Should College Athletes Be Paid to Play?
by Alex Rizk | UNC Chapel Hill
University of South Carolina football coach Steve Spurrier’s shocking proposal to pay college football players has highlighted some of the dilemmas inherent to college sports, and has some of us asking the question whether or not it is time for the NCAA to make some changes. Should college athletes be paid to play football? Steve Spurrier said yes, “a $300 stipend every game.”
Amateur sports are characterized by using players who aren’t paid. Amateur players need to play for the love of the game. This is a different environment than professional football. Supporting the university and your fellow students is all the motivation players should need. College football scholarship players already receive free tuition, room, board, medical treatment from team doctors, personal trainers, academic tutors, first pick on class schedules to eliminate scheduling conflicts, their own student lounge, etc.
Brian Taylor, quarterback for Iona College said, “We got plenty of perks along the way that many people didn’t see.” Most college students would give almost anything to be a college football player under these circumstances.
If we begin to pay players, it could potentially alter their motivations. Taylor said, “[It] sounds good on paper, but it will never happen without a series of incidents and scandals.” Athletes may begin to play for the money and the additional benefits, not just the game. If universities pay them $300 per game this year, next year they may want $1,000, and the following year they may negotiate for even more. It’s a slippery slope and could eventually make college football look a lot like the NFL. It is conceivable that you may very well destroy the integrity of college football once you start paying the students to play.
If you start paying athletes who generate the most revenue, what will happen to the college sports that don’t make as much money for universities? Will participants in women’s sports be docked because they don’t historically generate as much money as a college football program?
On the other hand, Spurrier’s perspective and ultimate goal are understandable. Coaches like Spurrier see the players that they care about so much struggle to survive financially, even though they help the college bring in millions of dollars in revenue every year. These players dedicate the majority of their time and energy to the sport leaving them with no time to have a job or devote themselves to a lot of other commitments. It definitely seems as if these guys have everything and more, but as Spurrier mentions, where do they round up the money to take their girlfriends out for a slice of pizza and a movie? The amount of revenue that college football generates is as much as professional football, yet unlike college players, professional players make millions of dollars a year. Without college football, it would be difficult, if not impossible, to have professional football because most NFL players play college football first.

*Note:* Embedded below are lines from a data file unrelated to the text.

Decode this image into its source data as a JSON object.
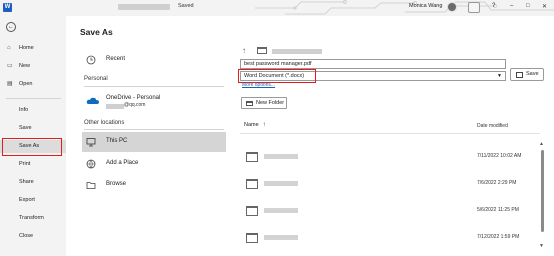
{
  "titlebar": {
    "app_letter": "W",
    "saved": "Saved",
    "user_name": "Monica Wang",
    "help": "?"
  },
  "sidebar": {
    "back_icon": "←",
    "items": [
      {
        "label": "Home",
        "icon": "⌂"
      },
      {
        "label": "New",
        "icon": "▭"
      },
      {
        "label": "Open",
        "icon": "▤"
      },
      {
        "label": "Info",
        "icon": ""
      },
      {
        "label": "Save",
        "icon": ""
      },
      {
        "label": "Save As",
        "icon": ""
      },
      {
        "label": "Print",
        "icon": ""
      },
      {
        "label": "Share",
        "icon": ""
      },
      {
        "label": "Export",
        "icon": ""
      },
      {
        "label": "Transform",
        "icon": ""
      },
      {
        "label": "Close",
        "icon": ""
      }
    ],
    "active_item": "Save As"
  },
  "main": {
    "title": "Save As",
    "recent_label": "Recent",
    "personal_label": "Personal",
    "onedrive_label": "OneDrive - Personal",
    "onedrive_email_suffix": "@qq.com",
    "other_locations_label": "Other locations",
    "this_pc_label": "This PC",
    "add_place_label": "Add a Place",
    "browse_label": "Browse"
  },
  "save_pane": {
    "filename": "best password manager.pdf",
    "filetype": "Word Document (*.docx)",
    "more_options": "More options...",
    "save_button": "Save",
    "new_folder_button": "New Folder",
    "col_name": "Name",
    "col_date": "Date modified",
    "files": [
      {
        "date": "7/11/2022 10:02 AM"
      },
      {
        "date": "7/6/2022 2:29 PM"
      },
      {
        "date": "5/6/2022 11:25 PM"
      },
      {
        "date": "7/12/2022 1:59 PM"
      }
    ]
  },
  "colors": {
    "highlight": "#e11e1e",
    "link": "#1a5fb4",
    "word_blue": "#1b5ebe",
    "onedrive_blue": "#0f6cbd"
  }
}
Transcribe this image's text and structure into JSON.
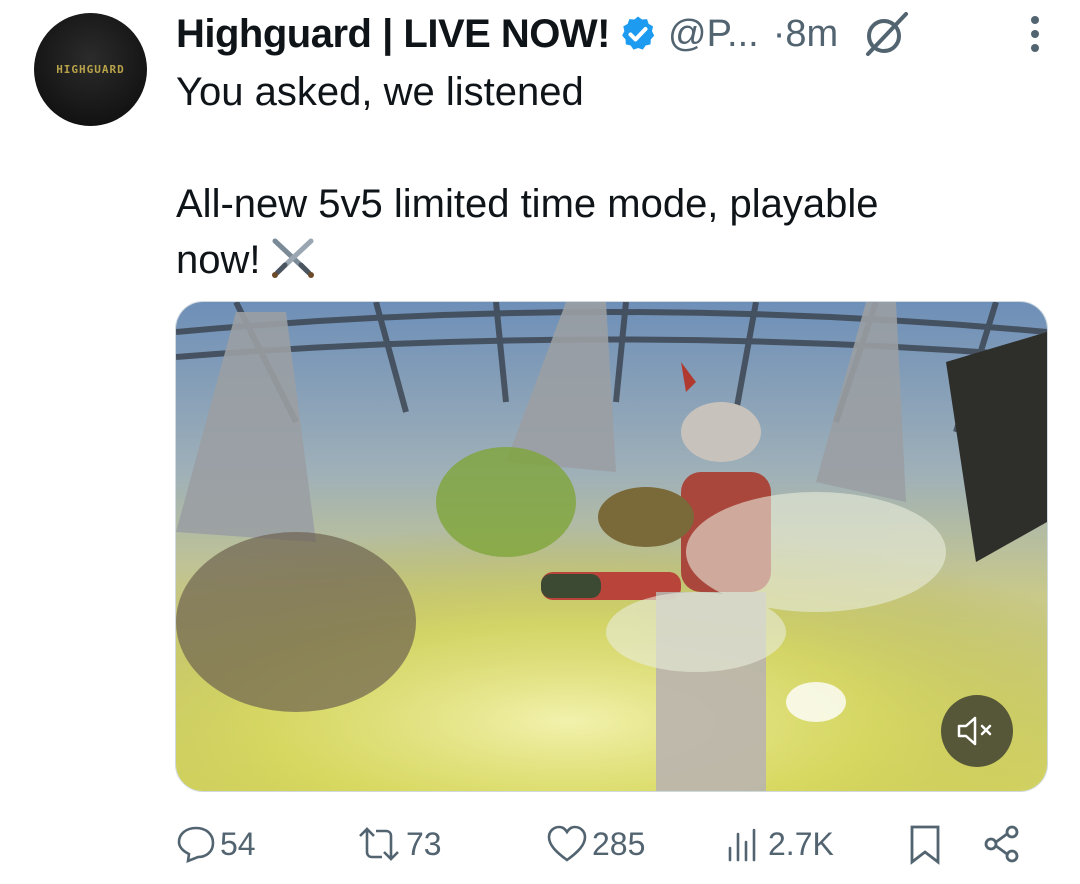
{
  "post": {
    "avatar_text": "HIGHGUARD",
    "display_name": "Highguard | LIVE NOW!",
    "handle": "@P...",
    "time": "·8m",
    "text": "You asked, we listened\n\nAll-new 5v5 limited time mode, playable\nnow!",
    "emoji": "crossed-swords-icon",
    "verified_color": "#1d9bf0"
  },
  "media": {
    "type": "video",
    "description_icon": "mute-icon"
  },
  "actions": {
    "replies": "54",
    "reposts": "73",
    "likes": "285",
    "views": "2.7K"
  },
  "colors": {
    "text": "#0f1419",
    "secondary": "#536471"
  }
}
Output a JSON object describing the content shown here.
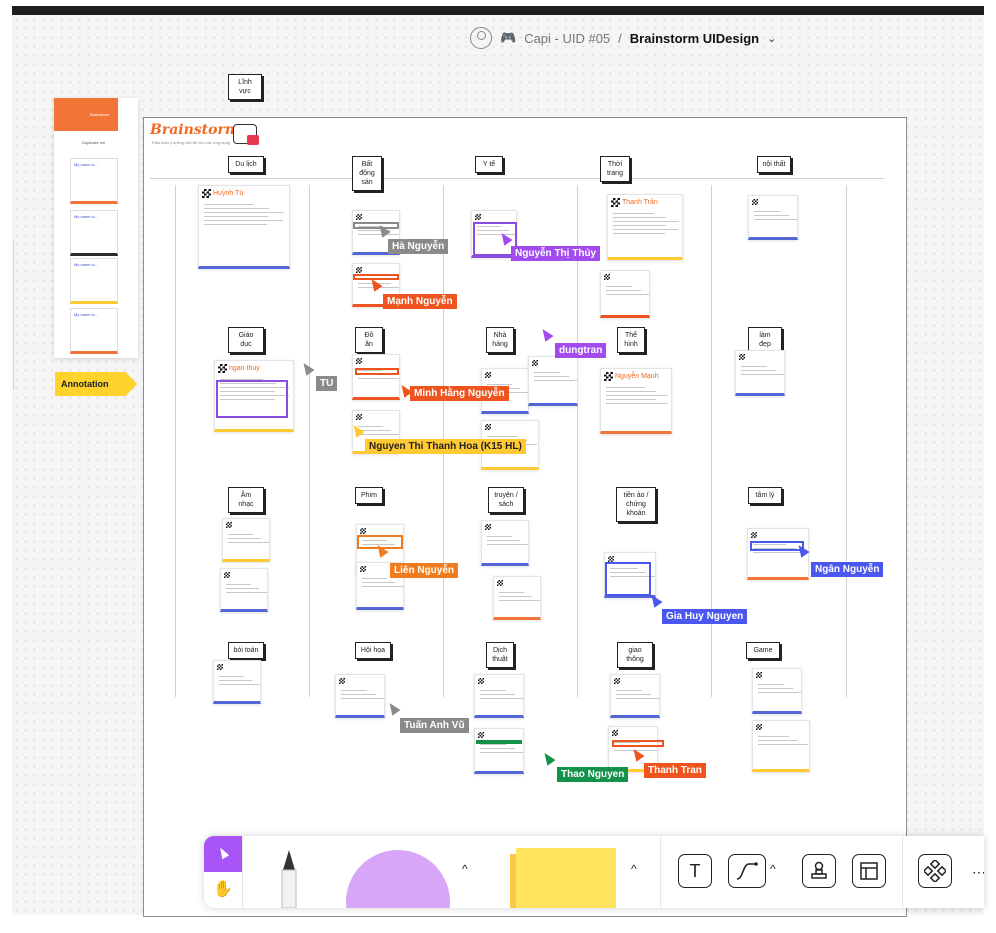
{
  "header": {
    "project": "Capi - UID #05",
    "separator": "/",
    "board": "Brainstorm UIDesign",
    "chevron": "⌄",
    "game_icon": "gamepad-icon"
  },
  "outside": {
    "linh_vuc": "Lĩnh vực",
    "annotation": "Annotation",
    "left_frame_title": "Brainstorm",
    "left_frame_label": "Duplicate me",
    "mini_label": "My name is..."
  },
  "board": {
    "brand": "Brainstorm",
    "subtitle": "Thảo luận ý tưởng chủ đề cho các ứng dụng",
    "topics": [
      "Du lịch",
      "Bất động sản",
      "Y tế",
      "Thời trang",
      "nội thất",
      "Giáo dục",
      "Đồ ăn",
      "Nhà hàng",
      "Thể hình",
      "làm đẹp",
      "Âm nhạc",
      "Phim",
      "truyện / sách",
      "tiền ảo / chứng khoán",
      "tâm lý",
      "bói toán",
      "Hội họa",
      "Dịch thuật",
      "giao thông",
      "Game"
    ],
    "note_big": "Huỳnh Tú",
    "note_ngan": "ngan thuy",
    "note_thanh": "Thanh Trần",
    "note_nguyen": "Nguyễn Mạnh"
  },
  "cursors": [
    {
      "name": "Hà Nguyễn",
      "color": "#8a8a8a"
    },
    {
      "name": "Mạnh Nguyễn",
      "color": "#f0541e"
    },
    {
      "name": "Nguyễn Thị Thủy",
      "color": "#a24cf0"
    },
    {
      "name": "dungtran",
      "color": "#a24cf0"
    },
    {
      "name": "TU",
      "color": "#8a8a8a"
    },
    {
      "name": "Minh Hằng Nguyễn",
      "color": "#f0541e"
    },
    {
      "name": "Nguyen Thi Thanh Hoa (K15 HL)",
      "color": "#ffc933"
    },
    {
      "name": "Liên Nguyễn",
      "color": "#f07c1e"
    },
    {
      "name": "Ngân Nguyễn",
      "color": "#4a58f0"
    },
    {
      "name": "Gia Huy Nguyen",
      "color": "#4a58f0"
    },
    {
      "name": "Tuấn Anh Vũ",
      "color": "#8a8a8a"
    },
    {
      "name": "Thao Nguyen",
      "color": "#14924a"
    },
    {
      "name": "Thanh Tran",
      "color": "#f0541e"
    }
  ],
  "toolbar": {
    "select_icon": "cursor-icon",
    "hand_icon": "hand-icon",
    "text_tool": "T",
    "caret": "^",
    "more": "⋯"
  }
}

As a result of the players committing themselves to a full time sport, a commitment some may say is ultimately that of a job in itself, some players are driven towards bending the rules in order to live a normal lifestyle. There are constant rumors about college boosters secretly giving cash to players so that they can have spending money. In addition, professional street agents have been rumored to give players money in exchange for their agreeing to use them as their agents after they graduate and head to the NFL. If any of the players are caught violating the rules in order to survive financially, the coaches are ultimately held responsible. Sure, there are negative consequences for the players as well, but the coach takes the ultimate blow. Therefore, coaches like Spurrier have to keep a close eye on their team members, constantly worrying that players might get into some trouble and potentially put their careers at risk. It appears that violations of this kind are so common that the NCAA could investigate any Division I college football program and find a player violating the rules in order to make the money necessary to have a normal college experience. The result is that the NCAA has an incredible amount of power and can literally hand pick its victims.

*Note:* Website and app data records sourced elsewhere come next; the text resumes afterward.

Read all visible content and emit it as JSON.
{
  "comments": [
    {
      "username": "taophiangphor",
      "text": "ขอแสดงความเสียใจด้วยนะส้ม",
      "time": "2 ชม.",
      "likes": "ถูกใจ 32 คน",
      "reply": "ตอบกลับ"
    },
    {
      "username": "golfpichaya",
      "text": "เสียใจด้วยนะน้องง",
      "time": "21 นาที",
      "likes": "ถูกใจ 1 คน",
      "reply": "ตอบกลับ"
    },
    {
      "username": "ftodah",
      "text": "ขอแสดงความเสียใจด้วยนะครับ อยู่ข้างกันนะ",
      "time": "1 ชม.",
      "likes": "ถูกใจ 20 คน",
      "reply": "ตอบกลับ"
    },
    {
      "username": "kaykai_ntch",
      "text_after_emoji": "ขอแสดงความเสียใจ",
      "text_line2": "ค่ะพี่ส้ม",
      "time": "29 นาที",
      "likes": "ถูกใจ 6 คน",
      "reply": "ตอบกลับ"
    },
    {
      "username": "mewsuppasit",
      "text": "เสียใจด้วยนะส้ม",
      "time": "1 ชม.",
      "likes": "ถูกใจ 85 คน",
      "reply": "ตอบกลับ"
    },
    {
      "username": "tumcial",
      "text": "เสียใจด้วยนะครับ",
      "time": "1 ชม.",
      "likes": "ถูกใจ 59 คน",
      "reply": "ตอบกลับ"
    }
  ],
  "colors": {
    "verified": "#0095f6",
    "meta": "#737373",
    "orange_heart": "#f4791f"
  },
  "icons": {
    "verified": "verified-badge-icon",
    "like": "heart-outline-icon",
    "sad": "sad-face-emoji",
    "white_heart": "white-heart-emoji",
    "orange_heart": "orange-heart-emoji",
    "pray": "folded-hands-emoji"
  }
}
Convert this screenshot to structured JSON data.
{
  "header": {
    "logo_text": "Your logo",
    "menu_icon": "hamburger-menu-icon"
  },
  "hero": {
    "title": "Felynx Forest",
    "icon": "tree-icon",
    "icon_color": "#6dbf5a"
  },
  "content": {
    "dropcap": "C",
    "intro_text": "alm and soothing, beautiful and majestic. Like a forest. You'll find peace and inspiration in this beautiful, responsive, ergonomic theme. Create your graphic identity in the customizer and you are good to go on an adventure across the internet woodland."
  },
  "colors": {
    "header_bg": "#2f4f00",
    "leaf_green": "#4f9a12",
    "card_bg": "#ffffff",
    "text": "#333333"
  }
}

Having said all this, some Division I athletes come from families that can afford to provide them with the spending money they need for college. These fortunate teammates are not under pressure to violate the rules. Does this mean that perhaps compensation could be solely based on need? The players still need to be treated like students athletes, or else they have nothing to strive for after their four years of college sports. However, maybe they are in fact in need of some extra spending cash considering their full time commitment to their sport and academics.
Julianne Capron, men’s varsity basketball manager for Saint Joseph’s University said, “Players have expectations to live up to, and they might lose their focus if they are given too much pocket money.” One possible solution may be to pay players a stipend, but to also monitor their spending of these funds. This way they are forced to use their money wisely. They would need to present receipts for food, clothes, and leisure, in much the same way business executives do when they submit expense reports. Maybe they could even get a team cash card that can only be used at certain venues.

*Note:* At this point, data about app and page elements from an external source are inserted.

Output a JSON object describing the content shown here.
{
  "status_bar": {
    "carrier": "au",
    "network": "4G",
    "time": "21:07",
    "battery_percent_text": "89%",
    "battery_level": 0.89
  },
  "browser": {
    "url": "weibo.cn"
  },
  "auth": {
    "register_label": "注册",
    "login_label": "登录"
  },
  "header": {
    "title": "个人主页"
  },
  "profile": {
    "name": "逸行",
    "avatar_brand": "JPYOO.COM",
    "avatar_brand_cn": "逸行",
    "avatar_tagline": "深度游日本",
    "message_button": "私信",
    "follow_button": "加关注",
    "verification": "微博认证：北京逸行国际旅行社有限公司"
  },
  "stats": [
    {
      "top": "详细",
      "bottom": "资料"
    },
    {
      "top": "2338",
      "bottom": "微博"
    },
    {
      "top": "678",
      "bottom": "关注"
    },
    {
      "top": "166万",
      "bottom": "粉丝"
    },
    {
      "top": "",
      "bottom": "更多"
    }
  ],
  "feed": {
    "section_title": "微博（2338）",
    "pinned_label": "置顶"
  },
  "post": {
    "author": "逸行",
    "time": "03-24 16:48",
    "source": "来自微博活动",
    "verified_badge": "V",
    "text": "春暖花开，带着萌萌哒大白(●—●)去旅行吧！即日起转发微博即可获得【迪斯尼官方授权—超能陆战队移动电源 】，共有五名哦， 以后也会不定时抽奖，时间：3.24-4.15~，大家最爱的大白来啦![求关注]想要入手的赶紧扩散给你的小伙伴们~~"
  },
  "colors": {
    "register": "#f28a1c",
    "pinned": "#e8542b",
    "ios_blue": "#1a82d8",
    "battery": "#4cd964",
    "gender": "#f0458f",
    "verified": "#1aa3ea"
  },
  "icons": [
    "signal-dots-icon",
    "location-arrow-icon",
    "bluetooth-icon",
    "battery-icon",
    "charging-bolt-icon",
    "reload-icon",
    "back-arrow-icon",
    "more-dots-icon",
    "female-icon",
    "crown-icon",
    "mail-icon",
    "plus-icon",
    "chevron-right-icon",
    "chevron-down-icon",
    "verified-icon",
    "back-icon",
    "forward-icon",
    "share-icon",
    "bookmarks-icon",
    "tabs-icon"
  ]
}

Whatever the proposed solution, the NCAA should revisit and re-evaluate the rules as they apply to university athletes. If the rules were applied uniformly throughout the schools, the financial side of the playing field could perhaps finally be leveled.Alex is a sophomore at the University of North Carolina- Chapel Hill. She is from Franklin Lakes, NJ.